== Task brief ==
Using the listing below, count every line that contains the word "only"; respond with the count alone.

———

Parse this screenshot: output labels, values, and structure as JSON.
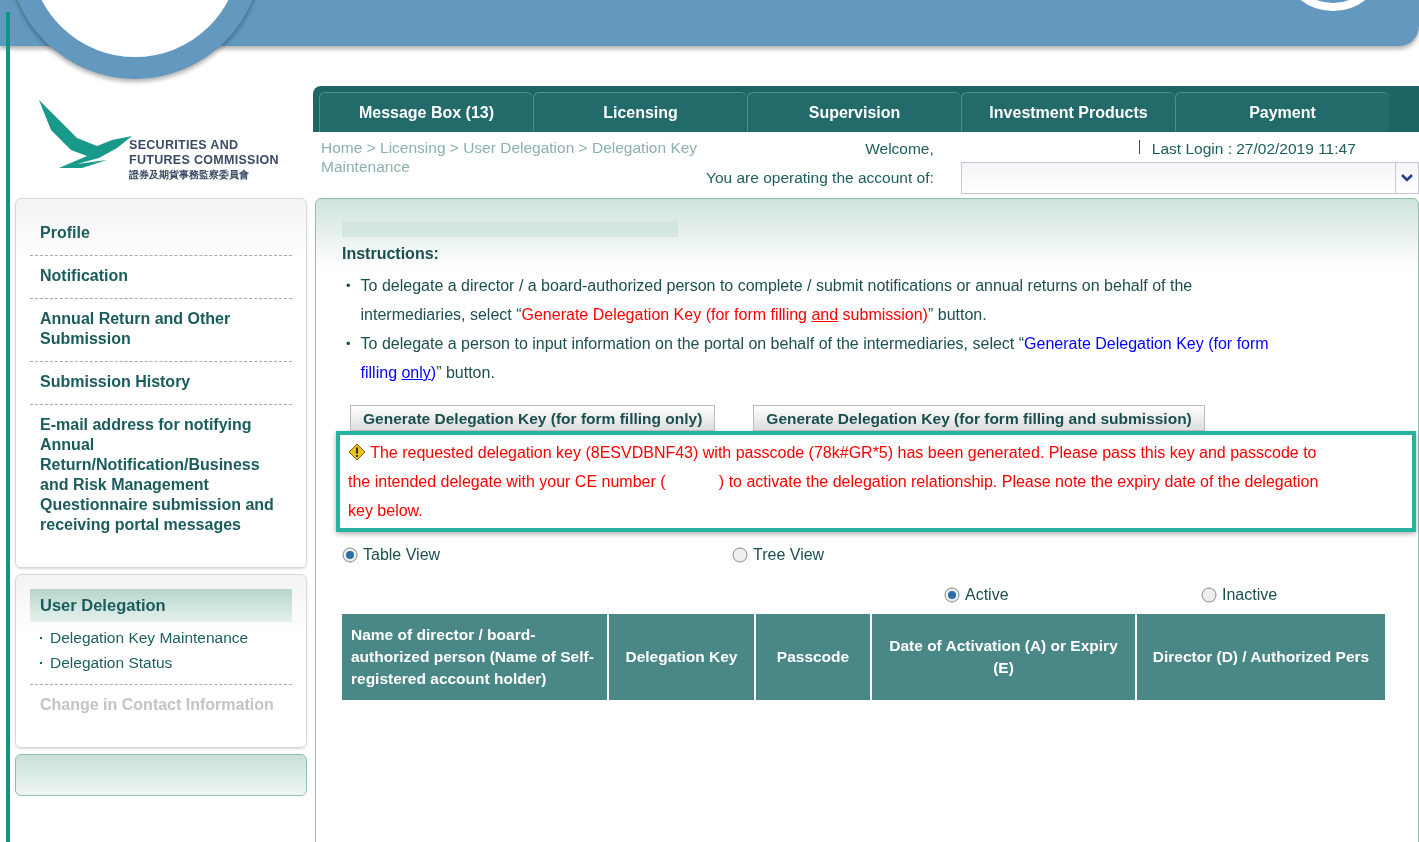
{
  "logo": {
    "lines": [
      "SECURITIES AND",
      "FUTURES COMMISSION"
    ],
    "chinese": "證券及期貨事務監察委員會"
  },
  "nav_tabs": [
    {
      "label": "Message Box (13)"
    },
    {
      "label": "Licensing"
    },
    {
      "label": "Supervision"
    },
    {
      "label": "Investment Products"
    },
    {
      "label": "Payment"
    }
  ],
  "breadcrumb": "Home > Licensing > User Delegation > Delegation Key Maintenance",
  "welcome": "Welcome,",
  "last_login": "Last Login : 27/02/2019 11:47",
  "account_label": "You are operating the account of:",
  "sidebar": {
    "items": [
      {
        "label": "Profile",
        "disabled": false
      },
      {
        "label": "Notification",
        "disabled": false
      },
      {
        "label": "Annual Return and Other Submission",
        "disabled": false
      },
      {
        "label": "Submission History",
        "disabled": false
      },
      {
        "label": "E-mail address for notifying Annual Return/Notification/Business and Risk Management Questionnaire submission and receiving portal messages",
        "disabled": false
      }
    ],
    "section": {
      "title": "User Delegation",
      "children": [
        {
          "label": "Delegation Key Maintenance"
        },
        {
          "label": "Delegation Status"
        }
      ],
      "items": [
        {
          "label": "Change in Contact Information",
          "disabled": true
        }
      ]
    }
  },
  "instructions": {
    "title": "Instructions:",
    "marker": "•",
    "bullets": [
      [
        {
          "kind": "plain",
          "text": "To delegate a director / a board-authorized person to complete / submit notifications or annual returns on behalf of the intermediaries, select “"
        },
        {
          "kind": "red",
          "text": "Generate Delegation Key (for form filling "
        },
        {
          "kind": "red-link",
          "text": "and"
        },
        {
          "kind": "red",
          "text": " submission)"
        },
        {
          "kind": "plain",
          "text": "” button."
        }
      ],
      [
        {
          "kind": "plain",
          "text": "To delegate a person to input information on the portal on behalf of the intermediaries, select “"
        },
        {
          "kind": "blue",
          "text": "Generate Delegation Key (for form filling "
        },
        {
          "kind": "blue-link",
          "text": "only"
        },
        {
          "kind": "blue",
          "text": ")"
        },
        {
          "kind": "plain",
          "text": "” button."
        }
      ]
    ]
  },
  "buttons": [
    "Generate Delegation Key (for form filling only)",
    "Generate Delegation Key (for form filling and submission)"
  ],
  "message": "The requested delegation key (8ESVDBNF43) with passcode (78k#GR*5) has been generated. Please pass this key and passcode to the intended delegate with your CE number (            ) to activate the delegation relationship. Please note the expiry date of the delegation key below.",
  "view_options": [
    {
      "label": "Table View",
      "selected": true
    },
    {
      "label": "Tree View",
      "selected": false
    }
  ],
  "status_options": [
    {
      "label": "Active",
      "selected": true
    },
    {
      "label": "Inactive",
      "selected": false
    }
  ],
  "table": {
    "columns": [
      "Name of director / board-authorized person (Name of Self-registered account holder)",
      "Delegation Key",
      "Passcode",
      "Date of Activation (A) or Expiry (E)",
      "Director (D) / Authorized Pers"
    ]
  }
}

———

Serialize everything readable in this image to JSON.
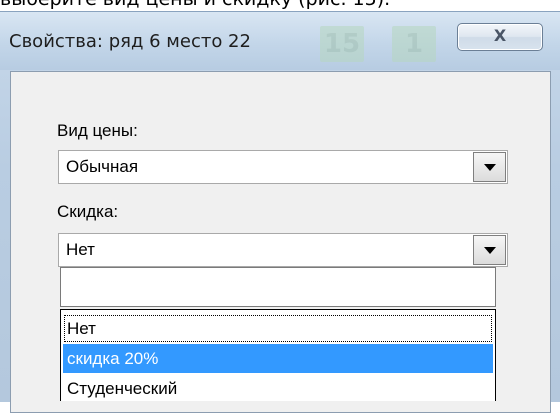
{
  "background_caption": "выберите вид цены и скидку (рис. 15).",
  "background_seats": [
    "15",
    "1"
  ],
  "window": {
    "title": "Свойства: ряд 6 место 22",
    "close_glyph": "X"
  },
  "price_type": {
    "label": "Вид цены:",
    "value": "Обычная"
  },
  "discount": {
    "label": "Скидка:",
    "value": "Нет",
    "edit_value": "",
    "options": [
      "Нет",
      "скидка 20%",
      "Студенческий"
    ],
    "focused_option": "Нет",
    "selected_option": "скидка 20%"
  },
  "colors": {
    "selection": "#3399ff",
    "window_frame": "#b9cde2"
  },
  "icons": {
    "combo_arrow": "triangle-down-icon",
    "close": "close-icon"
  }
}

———

== Finished exercise ==
2